◆ ACTIVITY
Whenever a line below mentions the word "social", that line should be copied.

◆ SOURCE INFORMATION

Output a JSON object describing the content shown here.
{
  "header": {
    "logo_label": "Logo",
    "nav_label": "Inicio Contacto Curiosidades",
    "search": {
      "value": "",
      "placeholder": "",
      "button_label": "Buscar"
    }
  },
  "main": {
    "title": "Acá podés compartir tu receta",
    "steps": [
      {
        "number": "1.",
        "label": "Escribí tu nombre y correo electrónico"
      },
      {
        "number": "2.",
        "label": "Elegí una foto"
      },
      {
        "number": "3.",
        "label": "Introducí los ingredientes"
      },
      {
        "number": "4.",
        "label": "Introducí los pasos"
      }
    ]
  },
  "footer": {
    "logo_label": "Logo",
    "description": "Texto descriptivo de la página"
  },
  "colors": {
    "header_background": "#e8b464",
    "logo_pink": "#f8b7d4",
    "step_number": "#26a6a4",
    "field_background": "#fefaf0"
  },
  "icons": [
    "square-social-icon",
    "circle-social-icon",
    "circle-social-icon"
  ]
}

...

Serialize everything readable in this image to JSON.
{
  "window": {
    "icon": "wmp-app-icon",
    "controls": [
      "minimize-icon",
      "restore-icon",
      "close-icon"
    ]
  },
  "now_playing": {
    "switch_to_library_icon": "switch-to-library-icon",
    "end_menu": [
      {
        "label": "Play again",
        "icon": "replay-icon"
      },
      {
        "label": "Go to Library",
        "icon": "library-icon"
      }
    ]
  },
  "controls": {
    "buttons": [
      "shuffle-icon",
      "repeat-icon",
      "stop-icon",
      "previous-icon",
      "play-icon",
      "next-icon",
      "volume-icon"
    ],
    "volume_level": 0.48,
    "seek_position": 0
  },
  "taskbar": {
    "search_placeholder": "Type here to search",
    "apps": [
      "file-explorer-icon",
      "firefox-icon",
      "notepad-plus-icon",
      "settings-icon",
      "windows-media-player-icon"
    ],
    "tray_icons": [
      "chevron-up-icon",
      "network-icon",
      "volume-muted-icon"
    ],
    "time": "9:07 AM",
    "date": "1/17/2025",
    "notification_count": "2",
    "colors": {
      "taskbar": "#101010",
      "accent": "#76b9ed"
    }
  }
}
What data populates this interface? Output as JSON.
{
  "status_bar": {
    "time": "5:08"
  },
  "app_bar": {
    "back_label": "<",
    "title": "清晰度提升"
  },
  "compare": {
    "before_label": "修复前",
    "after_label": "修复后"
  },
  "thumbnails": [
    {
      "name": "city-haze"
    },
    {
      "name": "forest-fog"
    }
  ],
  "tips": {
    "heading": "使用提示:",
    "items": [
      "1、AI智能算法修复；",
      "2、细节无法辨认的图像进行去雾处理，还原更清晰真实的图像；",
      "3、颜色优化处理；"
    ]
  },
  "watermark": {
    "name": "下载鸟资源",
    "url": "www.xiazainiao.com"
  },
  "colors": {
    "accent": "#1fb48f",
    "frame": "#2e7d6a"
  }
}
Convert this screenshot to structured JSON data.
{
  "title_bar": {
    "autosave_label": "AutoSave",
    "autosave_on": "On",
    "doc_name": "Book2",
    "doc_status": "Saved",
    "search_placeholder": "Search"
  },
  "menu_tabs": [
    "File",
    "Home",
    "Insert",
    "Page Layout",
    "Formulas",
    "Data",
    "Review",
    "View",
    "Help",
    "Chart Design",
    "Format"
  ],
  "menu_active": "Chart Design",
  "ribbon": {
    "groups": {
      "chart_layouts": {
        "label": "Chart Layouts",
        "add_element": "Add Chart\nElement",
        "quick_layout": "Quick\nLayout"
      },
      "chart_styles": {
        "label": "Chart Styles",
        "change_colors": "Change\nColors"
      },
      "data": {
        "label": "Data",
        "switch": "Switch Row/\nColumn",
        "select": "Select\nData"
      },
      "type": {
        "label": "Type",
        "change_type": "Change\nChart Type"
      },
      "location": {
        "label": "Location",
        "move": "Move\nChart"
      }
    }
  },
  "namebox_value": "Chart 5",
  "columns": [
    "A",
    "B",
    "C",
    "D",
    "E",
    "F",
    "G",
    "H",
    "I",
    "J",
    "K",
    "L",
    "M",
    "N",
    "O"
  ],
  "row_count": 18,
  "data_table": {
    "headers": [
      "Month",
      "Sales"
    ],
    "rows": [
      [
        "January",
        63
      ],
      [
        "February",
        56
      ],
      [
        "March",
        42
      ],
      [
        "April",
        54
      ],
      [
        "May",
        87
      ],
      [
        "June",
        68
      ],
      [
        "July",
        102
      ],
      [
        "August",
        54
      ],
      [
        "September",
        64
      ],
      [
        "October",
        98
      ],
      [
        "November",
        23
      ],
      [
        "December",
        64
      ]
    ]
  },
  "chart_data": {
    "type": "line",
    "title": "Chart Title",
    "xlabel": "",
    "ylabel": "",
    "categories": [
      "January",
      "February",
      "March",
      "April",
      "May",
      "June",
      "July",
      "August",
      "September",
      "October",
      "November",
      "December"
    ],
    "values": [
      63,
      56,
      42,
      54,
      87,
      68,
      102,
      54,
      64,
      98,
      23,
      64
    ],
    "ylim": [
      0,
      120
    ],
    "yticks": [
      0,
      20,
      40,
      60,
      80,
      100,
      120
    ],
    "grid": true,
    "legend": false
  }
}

◆ EXERCISE SOLUTION
    "square-social-icon",
    "circle-social-icon",
    "circle-social-icon"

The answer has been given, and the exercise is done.